Type packetstorm
Reporter Packet Storm
Modified 1999-09-19T00:00:00


                                            `Subject: Exploiting DCOM to gain Administrative rights on Windows NT 4  
By using a combination of problems it is a relatively easy matter for a  
local user to gain administrative rights on a Windows NT 4 Server or  
though this situation is easily rectifiable.  
1) The default configuration permissions on Windows NT allow the Interactive  
that is the user currently logged on, to make modifications to the way a  
server should be run. Basically this means they can modify the subkeys under  
the HKCR\AppID registry key where information pertaining to the way these  
should be run is stored. Choosing an example that'll be on the majority of  
consider Wordpad. Wordpad is a registered DCOM server. By navigating to the  
registry key and adding a new value, "LocalService", and supplying the name  
of a system  
service a normal user will be able to start (a service) one of their  
2) After an install of certain software by an administrator new system  
services can  
be registered, but not necessarily started automatically. Added to this the  
NTFS rights  
on the service's image file may be lax. Consider an install of Internet  
Explorer 5.  
A system service, the System Event Notification service or SENS, is  
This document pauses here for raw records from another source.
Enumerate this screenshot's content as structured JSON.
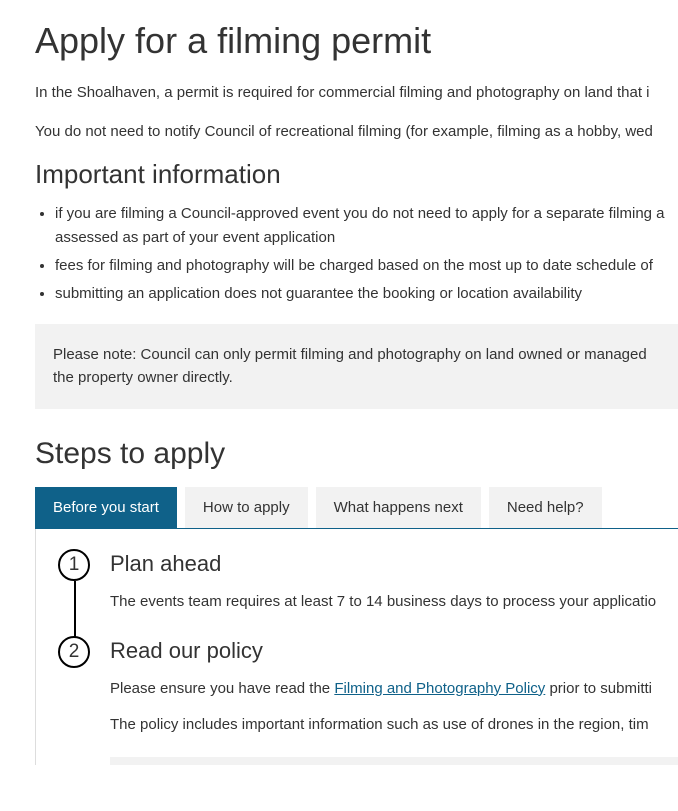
{
  "title": "Apply for a filming permit",
  "intro1": "In the Shoalhaven, a permit is required for commercial filming and photography on land that i",
  "intro2": "You do not need to notify Council of recreational filming (for example, filming as a hobby, wed",
  "important_heading": "Important information",
  "bullets": [
    "if you are filming a Council-approved event you do not need to apply for a separate filming a assessed as part of your event application",
    "fees for filming and photography will be charged based on the most up to date schedule of",
    "submitting an application does not guarantee the booking or location availability"
  ],
  "note": "Please note: Council can only permit filming and photography on land owned or managed the property owner directly.",
  "steps_heading": "Steps to apply",
  "tabs": [
    "Before you start",
    "How to apply",
    "What happens next",
    "Need help?"
  ],
  "steps": [
    {
      "num": "1",
      "title": "Plan ahead",
      "body": "The events team requires at least 7 to 14 business days to process your applicatio"
    },
    {
      "num": "2",
      "title": "Read our policy",
      "body_pre": "Please ensure you have read the ",
      "body_link": "Filming and Photography Policy",
      "body_post": " prior to submitti",
      "body2": "The policy includes important information such as use of drones in the region, tim"
    }
  ]
}
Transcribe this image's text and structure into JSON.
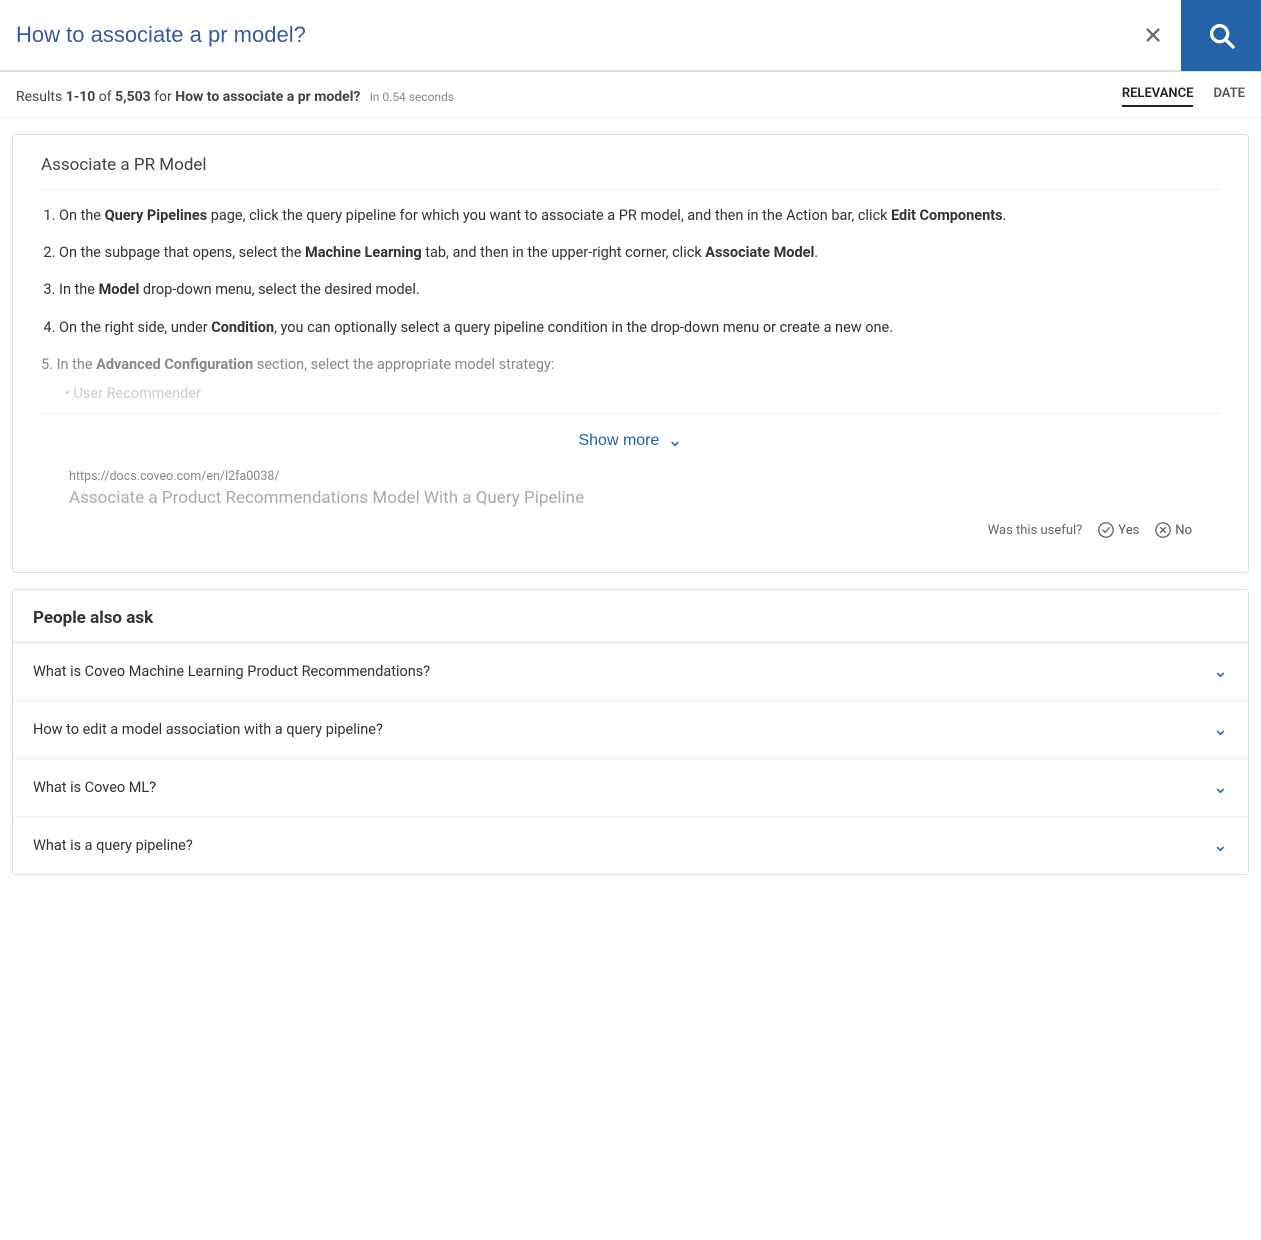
{
  "search": {
    "query": "How to associate a pr model?",
    "clear_label": "×",
    "search_icon_label": "search"
  },
  "results_meta": {
    "prefix": "Results ",
    "range": "1-10",
    "of_text": " of ",
    "count": "5,503",
    "for_text": " for ",
    "query_bold": "How to associate a pr model?",
    "time_text": "in 0.54 seconds"
  },
  "sort": {
    "options": [
      {
        "label": "RELEVANCE",
        "active": true
      },
      {
        "label": "DATE",
        "active": false
      }
    ]
  },
  "featured": {
    "title": "Associate a PR Model",
    "steps": [
      {
        "num": "1.",
        "text_before": "On the ",
        "bold1": "Query Pipelines",
        "text_middle": " page, click the query pipeline for which you want to associate a PR model, and then in the Action bar, click ",
        "bold2": "Edit Components",
        "text_after": "."
      },
      {
        "num": "2.",
        "text_before": "On the subpage that opens, select the ",
        "bold1": "Machine Learning",
        "text_middle": " tab, and then in the upper-right corner, click ",
        "bold2": "Associate Model",
        "text_after": "."
      },
      {
        "num": "3.",
        "text_before": "In the ",
        "bold1": "Model",
        "text_middle": " drop-down menu, select the desired model.",
        "bold2": "",
        "text_after": ""
      },
      {
        "num": "4.",
        "text_before": "On the right side, under ",
        "bold1": "Condition",
        "text_middle": ", you can optionally select a query pipeline condition in the drop-down menu or create a new one.",
        "bold2": "",
        "text_after": ""
      }
    ],
    "step5_text": "5. In the ",
    "step5_bold": "Advanced Configuration",
    "step5_after": " section, select the appropriate model strategy:",
    "sub_item": "User Recommender",
    "show_more_label": "Show more"
  },
  "result_link": {
    "url": "https://docs.coveo.com/en/l2fa0038/",
    "title": "Associate a Product Recommendations Model With a Query Pipeline"
  },
  "feedback": {
    "question": "Was this useful?",
    "yes_label": "Yes",
    "no_label": "No"
  },
  "paa": {
    "header": "People also ask",
    "items": [
      {
        "question": "What is Coveo Machine Learning Product Recommendations?"
      },
      {
        "question": "How to edit a model association with a query pipeline?"
      },
      {
        "question": "What is Coveo ML?"
      },
      {
        "question": "What is a query pipeline?"
      }
    ]
  }
}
registered under  
the HKLM\CurrentControlSet\Services registry key but is not started. The  
default NTFS  
rights allow Everybody to overwrite the file.  
Overwriting a service's image file with an "exploit" and getting it to run  
as system is hardly brain  
surgery, in so far as using it in a way to leverage more access to a system  
is concerned  
anyway. The problem lies in trying to get the service to run - a normal user  
just can't  
open the Services Control Panel applet and start a service.  
Enter DCOM - stage right. Using a simple VBScript in an HTML document, such  
an opening it will cause the browser request of the COM Service Control  
Manager (RPCSS.EXE) that it start  
the server so it can create an instance of the wordpad.document.1 class.  
RPCSS looks at the  
key and decides how to start it. Going back to stage 1) above let's assume  
we supplied "SENS" as the data  
for the LocalService we added. RPCSS will go ahead and start the SENS  
service because the default launch  
permissions allow the Interactive User to do so.  
All that this takes is for one of the HKCR\AppID registry key to have the  
default permissions and for  
a normal user to be able to overwrite one .exe or .dll that a non-started  
system service uses for an  
NT system to be vulnerable.  
Needless to say tightening the permissions of the relevant keys and files  
will resolve this problem.  
NB ~ Windows 2000 will allow Power Users, Server Operators etc to gain Admin  
rights using similar methods.  
David Litchfield